Lung cancer is the commonest cause of cancer death in the UK in both men and women resulting in 33,000 deaths per year.
There are 38,000 new cases in the UK each year with approximately 22,000 occurring in men and 16,000 in women with the gap continuing to close. Fifty years ago the ratio of men to women who developed lung cancer was 6:1 but this has now decreased to 7:5.
Smoking is responsible for greater than 80% of all cases of lung cancer. Other cancers are associated with passive smoking and smoke particle inhalation from wood and coal fires or cooking oils in confined areas.
There is also a risk from occupational exposure to asbestos, silica and chemicals released in chromate production and nickel refining.
Uranium and tin miners are also at increased risk due to inhalation of radon gas.

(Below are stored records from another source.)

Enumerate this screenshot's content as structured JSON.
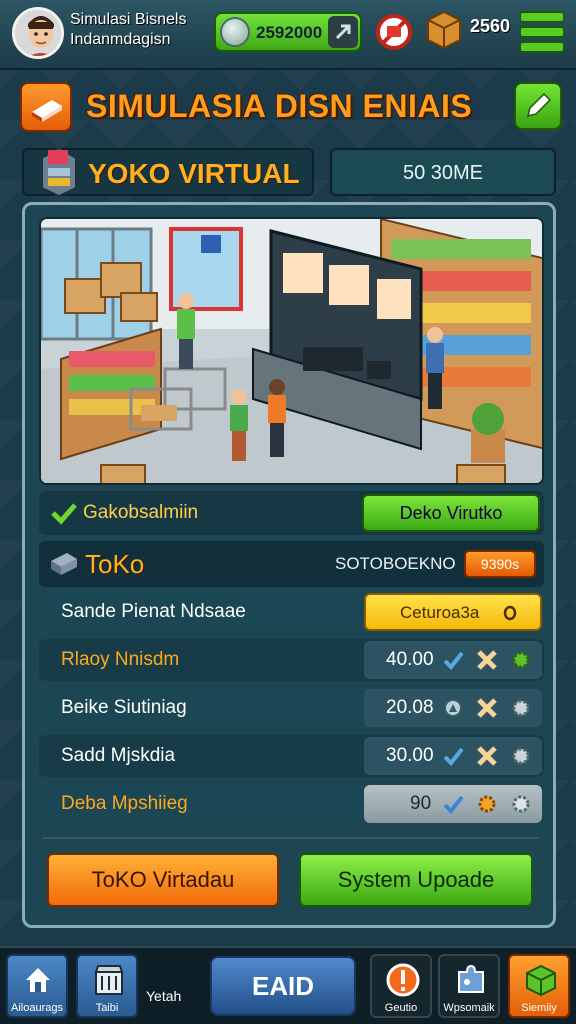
{
  "header": {
    "player_name": "Simulasi Bisnels Indanmdagisn",
    "money": "2592000",
    "item_count": "2560"
  },
  "title": {
    "text": "SIMULASIA DISN ENIAIS"
  },
  "store": {
    "name": "YOKO VIRTUAL",
    "score_label": "50 30ME"
  },
  "status": {
    "label": "Gakobsalmiin",
    "button": "Deko Virutko"
  },
  "toko": {
    "title": "ToKo",
    "subtitle": "SOTOBOEKNO",
    "badge": "9390s"
  },
  "rows": [
    {
      "name": "Sande Pienat Ndsaae",
      "value": "Ceturoa3a"
    },
    {
      "name": "Rlaoy Nnisdm",
      "value": "40.00"
    },
    {
      "name": "Beike Siutiniag",
      "value": "20.08"
    },
    {
      "name": "Sadd Mjskdia",
      "value": "30.00"
    },
    {
      "name": "Deba Mpshiieg",
      "value": "90"
    }
  ],
  "actions": {
    "primary": "ToKO Virtadau",
    "secondary": "System Upoade"
  },
  "nav": {
    "home": "Ailoaurags",
    "shop": "Taibi",
    "shop_side": "Yetah",
    "main": "EAID",
    "alert": "Geutio",
    "puzzle": "Wpsomaik",
    "green": "Siemiiy"
  },
  "colors": {
    "accent_orange": "#ff9d1e",
    "accent_green": "#4fc41c",
    "panel": "#1e4652"
  }
}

The role of genetic susceptibility is not clear. Some have stated that if one member of a family had lung cancer then there is a 2.5 times increased risk of another developing it and this risk increases to 6 times if the lung cancer developed at a rarely young age (40-59 years). However, there appears to be no increased risk amongst identical or non-identical twins which suggests that environmental causes are much more responsible than genetic causes.
Increasing the amount of fruit and vegetables in the diet is associated with a reduction in lung cancer. However, researchers were surprised to find that taking supplements of beta carotene which smokers had low levels, resulted in an increase in lung cancer.
The type of treatment depends on how big the tumour is and whether it has spread locally to involve other structures in the chest or has spread further.
If the tumour remains local, then treatment with surgery or radiotherapy can be curative. If the tumour has spread, an attempt is made to control the tumour with a combination of radiotherapy and chemotherapy.